June 24, 1890
Geelong, Victoria, Australia
|Died||30 May 1966 (aged 75)|
St Kilda East, Victoria, Australia
|Genre||Literature, children's literature, non-fiction, short story|
Albert John Owen (1890–1966), known as Harrison Owen, was an Australian playwright, novelist, poet, and journalist.
Owen became a prolific contributor of poetry and local news articles to The Bulletin from 1912 to 1919. From the basis of his earlier work, the chief of editing for the Melbourne Herald J. E. Davidson appointed him as the newspaper's drama critic and author of the Peerybingle Papers, a regular mixture of light verse and prose. Soon afterwards he took over its Under the Clocks column.
Although Owen spent most of his life as a daily journalist, his creative flair was never jeopardized. Throughout his life he published most of his poetic writings and stories. His first novel The Mount Marunga Mystery was published in 1919. He released a collective of his satirical and verse poetry from The Bulletin in 1923, entitled Tommyrot Rhymes for Children and Grown-ups who Ought to Know Better.
With many of his Bulletin workmates, Owen co-founded the now defunct Australian Authors' and Writers' Guild in 1915.
From 1920, Owen moved to London and worked as a freelance journalist. From 1921 to 1932 he worked as a leader-writer for the Daily Sketch and also produced a weekly feature for John Bull until 1940. In this period he was active as a dramatist. The first of his three plays to be performed in London, The Gentleman in Waiting (1925) arrived with a mixed response—reviews varied from 'witty' and 'diverting' to 'prolix' and 'banal', with a general consensus that the piece was over-literary. His second play, The Happy Husband (1927), with Charles Laughton and Madge Titheradge was very successful and subsequently toured to New York, Paris and Vienna. In 1931, the play was filmed as Uneasy Virtue. Owen's next play, Doctor Pygmalion (1932), with Ronald Squire and Gladys Cooper, was also a success and productions in Melbourne, Sydney and Amsterdam followed its London season. In 1940 Owen published The Playwright's Craft.

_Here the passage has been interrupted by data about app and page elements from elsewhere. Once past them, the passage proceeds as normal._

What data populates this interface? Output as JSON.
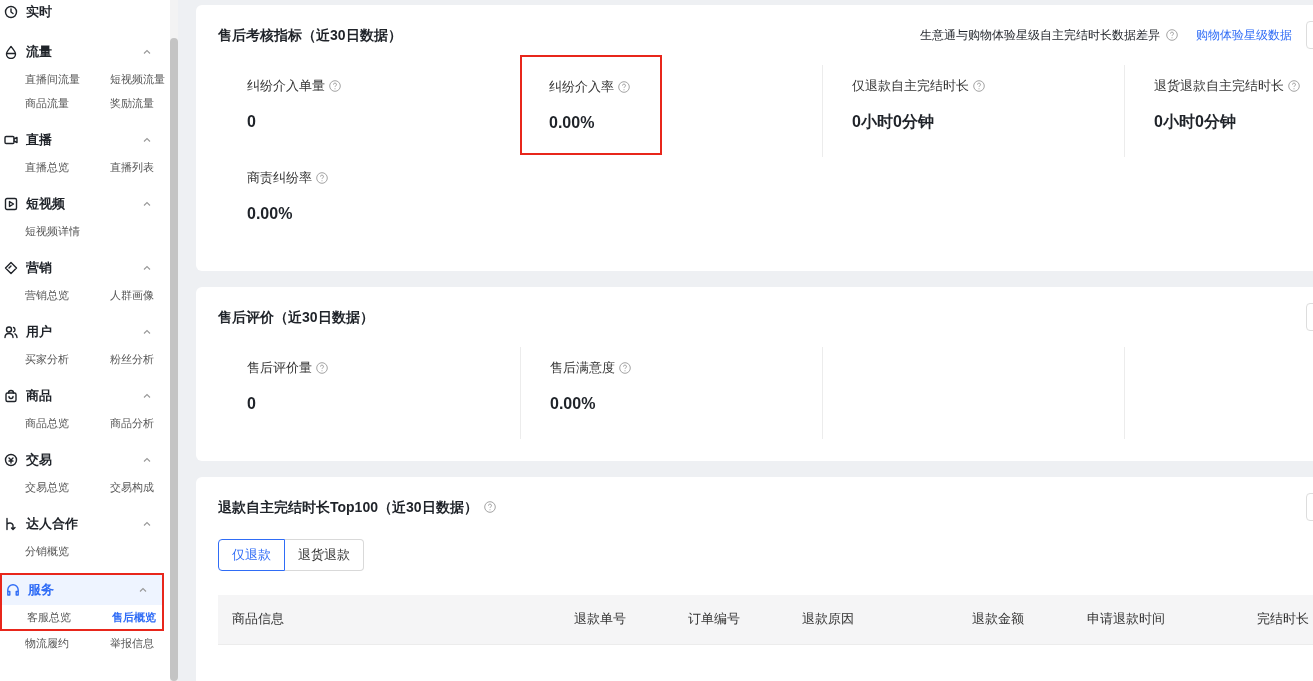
{
  "sidebar": {
    "items": [
      {
        "kind": "link",
        "title": "实时",
        "selected": false,
        "annotated": false
      },
      {
        "kind": "group",
        "title": "流量",
        "expanded": true,
        "selected": false,
        "annotated": false,
        "children": [
          {
            "label": "直播间流量",
            "selected": false
          },
          {
            "label": "短视频流量",
            "selected": false
          },
          {
            "label": "商品流量",
            "selected": false
          },
          {
            "label": "奖励流量",
            "selected": false
          }
        ]
      },
      {
        "kind": "group",
        "title": "直播",
        "expanded": true,
        "selected": false,
        "annotated": false,
        "children": [
          {
            "label": "直播总览",
            "selected": false
          },
          {
            "label": "直播列表",
            "selected": false
          }
        ]
      },
      {
        "kind": "group",
        "title": "短视频",
        "expanded": true,
        "selected": false,
        "annotated": false,
        "children": [
          {
            "label": "短视频详情",
            "selected": false
          }
        ]
      },
      {
        "kind": "group",
        "title": "营销",
        "expanded": true,
        "selected": false,
        "annotated": false,
        "children": [
          {
            "label": "营销总览",
            "selected": false
          },
          {
            "label": "人群画像",
            "selected": false
          }
        ]
      },
      {
        "kind": "group",
        "title": "用户",
        "expanded": true,
        "selected": false,
        "annotated": false,
        "children": [
          {
            "label": "买家分析",
            "selected": false
          },
          {
            "label": "粉丝分析",
            "selected": false
          }
        ]
      },
      {
        "kind": "group",
        "title": "商品",
        "expanded": true,
        "selected": false,
        "annotated": false,
        "children": [
          {
            "label": "商品总览",
            "selected": false
          },
          {
            "label": "商品分析",
            "selected": false
          }
        ]
      },
      {
        "kind": "group",
        "title": "交易",
        "expanded": true,
        "selected": false,
        "annotated": false,
        "children": [
          {
            "label": "交易总览",
            "selected": false
          },
          {
            "label": "交易构成",
            "selected": false
          }
        ]
      },
      {
        "kind": "group",
        "title": "达人合作",
        "expanded": true,
        "selected": false,
        "annotated": false,
        "children": [
          {
            "label": "分销概览",
            "selected": false
          }
        ]
      },
      {
        "kind": "group",
        "title": "服务",
        "expanded": true,
        "selected": true,
        "annotated": true,
        "children": [
          {
            "label": "客服总览",
            "selected": false
          },
          {
            "label": "售后概览",
            "selected": true
          },
          {
            "label": "物流履约",
            "selected": false
          },
          {
            "label": "举报信息",
            "selected": false
          }
        ]
      }
    ]
  },
  "cards": [
    {
      "kind": "metrics",
      "title": "售后考核指标（近30日数据）",
      "note": "生意通与购物体验星级自主完结时长数据差异",
      "link": "购物体验星级数据",
      "metrics": [
        {
          "label": "纠纷介入单量",
          "value": "0",
          "annotated": false
        },
        {
          "label": "纠纷介入率",
          "value": "0.00%",
          "annotated": true
        },
        {
          "label": "仅退款自主完结时长",
          "value": "0小时0分钟",
          "annotated": false
        },
        {
          "label": "退货退款自主完结时长",
          "value": "0小时0分钟",
          "annotated": false
        },
        {
          "label": "商责纠纷率",
          "value": "0.00%",
          "annotated": false
        }
      ]
    },
    {
      "kind": "metrics",
      "title": "售后评价（近30日数据）",
      "metrics": [
        {
          "label": "售后评价量",
          "value": "0",
          "annotated": false
        },
        {
          "label": "售后满意度",
          "value": "0.00%",
          "annotated": false
        }
      ]
    },
    {
      "kind": "table",
      "title": "退款自主完结时长Top100（近30日数据）",
      "title_help": true,
      "tabs": [
        {
          "label": "仅退款",
          "selected": true
        },
        {
          "label": "退货退款",
          "selected": false
        }
      ],
      "table": {
        "columns": [
          "商品信息",
          "退款单号",
          "订单编号",
          "退款原因",
          "退款金额",
          "申请退款时间",
          "完结时长"
        ]
      }
    }
  ]
}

Owen returned to Melbourne in 1940. His regular reviews for the Melbourne Herald reflected both his passion for the theatre and his intimate knowledge of its workings. He became a leader-writer for The Sun News-Pictorial and wrote a Saturday column, Merely my Prejudice. At first a witty, anecdotal reflection on human foibles, it came increasingly to express his delight in the uses and abuses of the English language and the depth and diversity of his literary interests. The name of the column, with its nice mixture of diffidence and self-assertion, anticipated the tone, and reflected the writer. Nettie Palmer had written in 1928: 'There was always a curious modesty about Harrison Owen … “I'm just a young man from Geelong”, he used to say'.
He retired in 1955, although he published in the Melbourne Herald in 1957 a series of articles, Down Memory Lane. Predeceased by his wife, and childless, Owen died of Cerebrovascular disease at St Kilda East on 30 May 1966 and was cremated.